5 College Football Coaches Who Could Be the Best Standup Comics
College football coaches get a bad rap for being curmudgeons. Every time a video of, say, Mike Gundy surfaces, the whole profession gets slandered as guys who take themselves too seriously.
But that couldn't be further from the truth. Some people call football a war, but these next five guys are proof that's not true. Because there's nothing funny about war.
Here are five college coaches who should look into stand-up comedy.
Steve Spurrier, South Carolina
Not all comics are masters of observation or men who can turn a quick phrase. There are countless different genres of comedy, and almost chief among them is the school of anecdote.
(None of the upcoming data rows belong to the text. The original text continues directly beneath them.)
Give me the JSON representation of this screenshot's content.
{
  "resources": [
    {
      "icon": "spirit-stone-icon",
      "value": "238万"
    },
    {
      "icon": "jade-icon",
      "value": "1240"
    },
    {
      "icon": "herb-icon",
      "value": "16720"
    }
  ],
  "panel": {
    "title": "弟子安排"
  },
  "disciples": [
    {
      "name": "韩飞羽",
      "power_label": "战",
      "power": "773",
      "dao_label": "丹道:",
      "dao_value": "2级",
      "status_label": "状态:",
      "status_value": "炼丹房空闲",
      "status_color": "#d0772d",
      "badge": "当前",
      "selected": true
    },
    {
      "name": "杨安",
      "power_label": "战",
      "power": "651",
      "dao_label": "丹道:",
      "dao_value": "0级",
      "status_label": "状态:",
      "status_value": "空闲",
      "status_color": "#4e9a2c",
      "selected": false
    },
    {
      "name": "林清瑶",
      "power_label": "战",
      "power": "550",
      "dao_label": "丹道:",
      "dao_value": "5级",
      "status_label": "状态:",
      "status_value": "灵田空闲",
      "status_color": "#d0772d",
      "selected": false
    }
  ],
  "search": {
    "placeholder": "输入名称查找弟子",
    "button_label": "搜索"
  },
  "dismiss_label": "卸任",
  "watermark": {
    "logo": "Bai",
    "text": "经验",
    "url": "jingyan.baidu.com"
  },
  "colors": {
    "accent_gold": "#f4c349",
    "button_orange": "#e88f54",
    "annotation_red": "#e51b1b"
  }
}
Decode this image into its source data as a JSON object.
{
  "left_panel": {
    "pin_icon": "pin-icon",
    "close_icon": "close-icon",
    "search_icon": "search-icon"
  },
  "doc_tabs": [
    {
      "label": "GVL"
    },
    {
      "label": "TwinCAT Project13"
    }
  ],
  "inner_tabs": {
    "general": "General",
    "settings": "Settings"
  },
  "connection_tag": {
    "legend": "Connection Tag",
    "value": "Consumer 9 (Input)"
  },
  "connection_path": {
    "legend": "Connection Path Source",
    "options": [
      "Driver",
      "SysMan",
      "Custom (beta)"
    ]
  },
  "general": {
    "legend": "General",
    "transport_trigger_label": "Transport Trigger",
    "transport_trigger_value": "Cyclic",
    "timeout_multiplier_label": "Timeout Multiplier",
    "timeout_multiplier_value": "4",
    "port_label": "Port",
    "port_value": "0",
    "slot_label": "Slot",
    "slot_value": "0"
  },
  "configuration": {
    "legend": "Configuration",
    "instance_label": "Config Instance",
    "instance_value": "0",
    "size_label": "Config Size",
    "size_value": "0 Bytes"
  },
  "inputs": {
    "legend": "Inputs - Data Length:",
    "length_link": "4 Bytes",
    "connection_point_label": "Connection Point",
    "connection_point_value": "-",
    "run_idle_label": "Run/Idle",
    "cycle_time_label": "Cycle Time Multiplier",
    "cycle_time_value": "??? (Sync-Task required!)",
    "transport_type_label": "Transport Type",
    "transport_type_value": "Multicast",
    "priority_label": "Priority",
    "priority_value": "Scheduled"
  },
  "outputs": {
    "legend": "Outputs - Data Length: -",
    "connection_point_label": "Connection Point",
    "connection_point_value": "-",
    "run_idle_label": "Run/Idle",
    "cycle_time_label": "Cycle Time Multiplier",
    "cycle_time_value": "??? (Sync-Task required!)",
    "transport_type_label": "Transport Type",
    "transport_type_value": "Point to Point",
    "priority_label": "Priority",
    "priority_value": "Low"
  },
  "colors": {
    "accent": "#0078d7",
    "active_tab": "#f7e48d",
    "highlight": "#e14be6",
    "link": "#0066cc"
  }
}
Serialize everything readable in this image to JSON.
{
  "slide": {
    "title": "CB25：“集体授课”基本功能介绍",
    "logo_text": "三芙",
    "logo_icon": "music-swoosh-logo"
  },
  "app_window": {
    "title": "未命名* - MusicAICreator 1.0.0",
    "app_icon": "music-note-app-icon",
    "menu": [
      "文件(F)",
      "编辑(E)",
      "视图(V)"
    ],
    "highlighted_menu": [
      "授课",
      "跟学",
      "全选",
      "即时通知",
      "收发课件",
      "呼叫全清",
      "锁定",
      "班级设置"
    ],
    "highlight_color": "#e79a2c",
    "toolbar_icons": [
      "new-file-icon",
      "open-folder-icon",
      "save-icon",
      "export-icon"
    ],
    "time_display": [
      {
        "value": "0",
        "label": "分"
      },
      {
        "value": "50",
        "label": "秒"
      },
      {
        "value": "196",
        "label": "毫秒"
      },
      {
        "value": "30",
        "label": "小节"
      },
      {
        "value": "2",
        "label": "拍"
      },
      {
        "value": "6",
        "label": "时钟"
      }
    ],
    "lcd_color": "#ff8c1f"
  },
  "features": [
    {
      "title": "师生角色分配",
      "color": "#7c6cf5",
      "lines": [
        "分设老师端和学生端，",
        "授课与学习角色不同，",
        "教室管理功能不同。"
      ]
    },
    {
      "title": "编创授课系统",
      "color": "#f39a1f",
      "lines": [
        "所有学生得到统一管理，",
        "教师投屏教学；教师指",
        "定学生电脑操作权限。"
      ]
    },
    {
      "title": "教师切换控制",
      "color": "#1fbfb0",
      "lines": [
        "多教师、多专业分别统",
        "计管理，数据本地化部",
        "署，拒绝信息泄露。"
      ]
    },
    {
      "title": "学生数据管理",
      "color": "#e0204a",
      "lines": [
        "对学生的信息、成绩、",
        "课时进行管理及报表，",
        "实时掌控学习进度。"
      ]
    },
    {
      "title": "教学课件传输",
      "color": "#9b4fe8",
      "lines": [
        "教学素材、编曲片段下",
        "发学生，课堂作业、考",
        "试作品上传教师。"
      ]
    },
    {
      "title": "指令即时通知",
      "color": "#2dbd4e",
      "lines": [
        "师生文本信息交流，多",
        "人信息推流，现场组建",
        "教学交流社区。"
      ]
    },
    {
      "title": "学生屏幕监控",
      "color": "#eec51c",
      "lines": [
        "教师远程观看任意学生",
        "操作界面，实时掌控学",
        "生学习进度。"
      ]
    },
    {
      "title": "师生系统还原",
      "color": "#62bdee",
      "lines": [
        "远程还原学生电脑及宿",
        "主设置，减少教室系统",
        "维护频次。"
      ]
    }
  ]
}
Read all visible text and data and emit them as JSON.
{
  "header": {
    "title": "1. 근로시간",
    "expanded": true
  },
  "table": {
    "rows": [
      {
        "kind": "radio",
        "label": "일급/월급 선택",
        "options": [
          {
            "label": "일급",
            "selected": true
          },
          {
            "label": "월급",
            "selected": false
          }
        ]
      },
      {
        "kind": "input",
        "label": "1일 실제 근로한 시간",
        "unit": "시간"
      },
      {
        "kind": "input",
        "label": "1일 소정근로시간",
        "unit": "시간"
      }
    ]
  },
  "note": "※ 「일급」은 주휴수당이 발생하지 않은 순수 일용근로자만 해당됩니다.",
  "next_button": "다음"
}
Which is why most people would pay to hear Spurrier talk. He's been around the block and back again since suiting up for the Florida Gators in 1963. Between his eight-year career in the NFL, college jobs up and down the east coast and a brief stint under Redskins owner/cartoon villain Dan Snyder, Spurrier has seen just about everything there is to see.
He wouldn't have to come up with a pun or make a cheap sex joke to get laughs. Spurrier could just get up on stage, tell his 10 best stories from over the years, let the punchlines figure out themselves, then drop the mic and walk off to thunderous applause.
Would you honestly not buy a ticket to see that?
Charlie Weis, Kansas
What's funnier than self-deprecation?
There's a reason comedy stars are shaped differently than movie stars. Nobody wants to laugh at a guy who looks like Brad Pitt—they want to laugh at a guy lower than them on the self-esteem totem pole.
That's why the history of plus-sized comics is so dense, including contemporary names like Gabriel Iglesias, Lavell Crawford and Ralphie May. When a skinny person makes fun of a fat person, it's bullying—when a fat person makes fun of himself, it's often comedy gold.
Weis isn't the fattest coach in college football, but he's among the oddest shaped, and he's always had a jovial disposition. If he owned his weight—making it his identity rather than something to shy away from—there's no telling how funny he could be.
Lord knows the Internet has discovered his comic potential.
Lane Kiffin, USC
You tell me a comedian whom the public hates would not be a lucrative enterprise. I tell you to go check Dane Cook's bank account.
People would sell out arenas to see Lane Kiffin jibe, not to laugh with him but to heckle his every word. Hate is a stronger emotion than love, and nobody inspires more of the former than Monte Kiffin's son.
But Kiffin could do more then fill up an arena by himself—he could also memorize Daniel Tosh's set and pass off as a good-to-great doppelganger of the Comedy Central star. Tell me you couldn't see Kiffin talk about Febreezing the Homeless?
He's not the funniest guy in the world, but again: If Dane Cook is making money, humor is not an ironclad requisite for selling comedy tickets. Lane Kiffin could rake in a boatload.
Paul Johnson, Georgia Tech
Old people not understanding social media is the newest form of comedy, a bounty so plentiful that CollegeHumor.com has run a 200-plus-part series called "Parents Just Don't Understand."
But like a true comedic troll, Johnson has managed to subvert audience expectations. He's just toying with us on social media, making us wonder if he knows what he's doing and is really a Twit-o-sphere pro.
Accused by some of not being the man behind his Twitter account, the 55-year-old football coach sent out the picture above, captioned with the words:
"For those that don't believe I'm actually tweeting..."
Punch. Line. Sinker.
Les Miles, LSU
Les Miles is basically a stand-up comedian, performing sets every Saturday in the fall and a couple of times during the week. His lectern is his stage, as reporters file in half for actual football acumen and half to make themselves laugh.
Consider, for example, the time he admitted to not reading books or perhaps his wending play-by-play account of tripping in the tunnel before an Alabama game. He speaks to an audience with the intent to make them laugh and is quite often successful. Isn't that the verbatim mission statement of a stand-up?
Like Louis C.K., he's capable of penning a new set every year. His jokes won't ever be stale. But every professional set will end the same, a personal sign-off for a man who needs a signature: